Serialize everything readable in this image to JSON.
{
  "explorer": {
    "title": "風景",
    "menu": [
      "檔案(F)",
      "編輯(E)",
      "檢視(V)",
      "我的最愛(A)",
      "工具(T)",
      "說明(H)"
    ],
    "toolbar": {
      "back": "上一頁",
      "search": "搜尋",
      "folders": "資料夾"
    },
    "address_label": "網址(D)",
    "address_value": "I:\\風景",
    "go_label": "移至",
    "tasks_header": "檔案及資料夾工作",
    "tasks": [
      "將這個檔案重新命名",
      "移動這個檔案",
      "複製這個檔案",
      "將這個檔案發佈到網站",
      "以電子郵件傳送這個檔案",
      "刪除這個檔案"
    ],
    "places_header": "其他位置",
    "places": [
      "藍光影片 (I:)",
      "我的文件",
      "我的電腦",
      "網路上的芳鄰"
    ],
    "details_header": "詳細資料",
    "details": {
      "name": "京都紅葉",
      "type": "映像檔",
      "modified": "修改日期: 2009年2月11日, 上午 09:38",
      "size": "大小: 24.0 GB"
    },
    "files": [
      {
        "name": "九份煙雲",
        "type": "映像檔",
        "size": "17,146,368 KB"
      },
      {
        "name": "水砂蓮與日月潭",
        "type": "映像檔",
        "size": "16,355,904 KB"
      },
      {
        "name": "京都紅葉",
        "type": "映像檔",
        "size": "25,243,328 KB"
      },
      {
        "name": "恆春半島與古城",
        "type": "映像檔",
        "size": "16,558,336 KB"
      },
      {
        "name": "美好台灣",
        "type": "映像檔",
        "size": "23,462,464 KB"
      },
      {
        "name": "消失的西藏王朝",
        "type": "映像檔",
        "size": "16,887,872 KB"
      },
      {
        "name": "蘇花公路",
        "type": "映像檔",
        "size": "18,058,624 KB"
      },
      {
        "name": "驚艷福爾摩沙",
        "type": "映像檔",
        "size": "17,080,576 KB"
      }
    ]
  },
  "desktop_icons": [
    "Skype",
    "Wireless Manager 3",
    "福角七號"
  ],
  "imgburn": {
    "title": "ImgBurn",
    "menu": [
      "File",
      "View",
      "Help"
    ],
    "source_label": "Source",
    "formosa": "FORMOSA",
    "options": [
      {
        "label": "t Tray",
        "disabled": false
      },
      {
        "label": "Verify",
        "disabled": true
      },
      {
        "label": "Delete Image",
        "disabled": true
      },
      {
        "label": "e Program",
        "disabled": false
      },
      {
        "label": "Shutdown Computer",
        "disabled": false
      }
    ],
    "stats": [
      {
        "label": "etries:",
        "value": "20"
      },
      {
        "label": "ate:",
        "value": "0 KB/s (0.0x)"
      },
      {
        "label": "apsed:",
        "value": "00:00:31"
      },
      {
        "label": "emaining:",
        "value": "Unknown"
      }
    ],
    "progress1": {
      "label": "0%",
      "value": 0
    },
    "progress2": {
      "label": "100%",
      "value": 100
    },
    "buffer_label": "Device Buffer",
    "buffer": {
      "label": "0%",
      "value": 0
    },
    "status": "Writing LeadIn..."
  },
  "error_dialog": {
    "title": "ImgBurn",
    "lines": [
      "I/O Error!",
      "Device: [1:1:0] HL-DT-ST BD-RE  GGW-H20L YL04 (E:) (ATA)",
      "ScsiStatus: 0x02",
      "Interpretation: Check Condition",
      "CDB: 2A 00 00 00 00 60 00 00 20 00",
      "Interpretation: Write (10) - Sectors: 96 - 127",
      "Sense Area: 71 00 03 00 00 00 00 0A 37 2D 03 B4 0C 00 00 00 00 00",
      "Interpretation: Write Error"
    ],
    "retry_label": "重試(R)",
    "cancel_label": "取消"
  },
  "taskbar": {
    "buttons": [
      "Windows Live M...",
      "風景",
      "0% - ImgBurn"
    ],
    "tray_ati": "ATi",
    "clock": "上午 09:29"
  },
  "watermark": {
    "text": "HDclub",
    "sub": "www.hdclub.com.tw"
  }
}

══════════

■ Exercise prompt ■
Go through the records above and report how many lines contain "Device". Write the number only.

■ Problem solution ■
2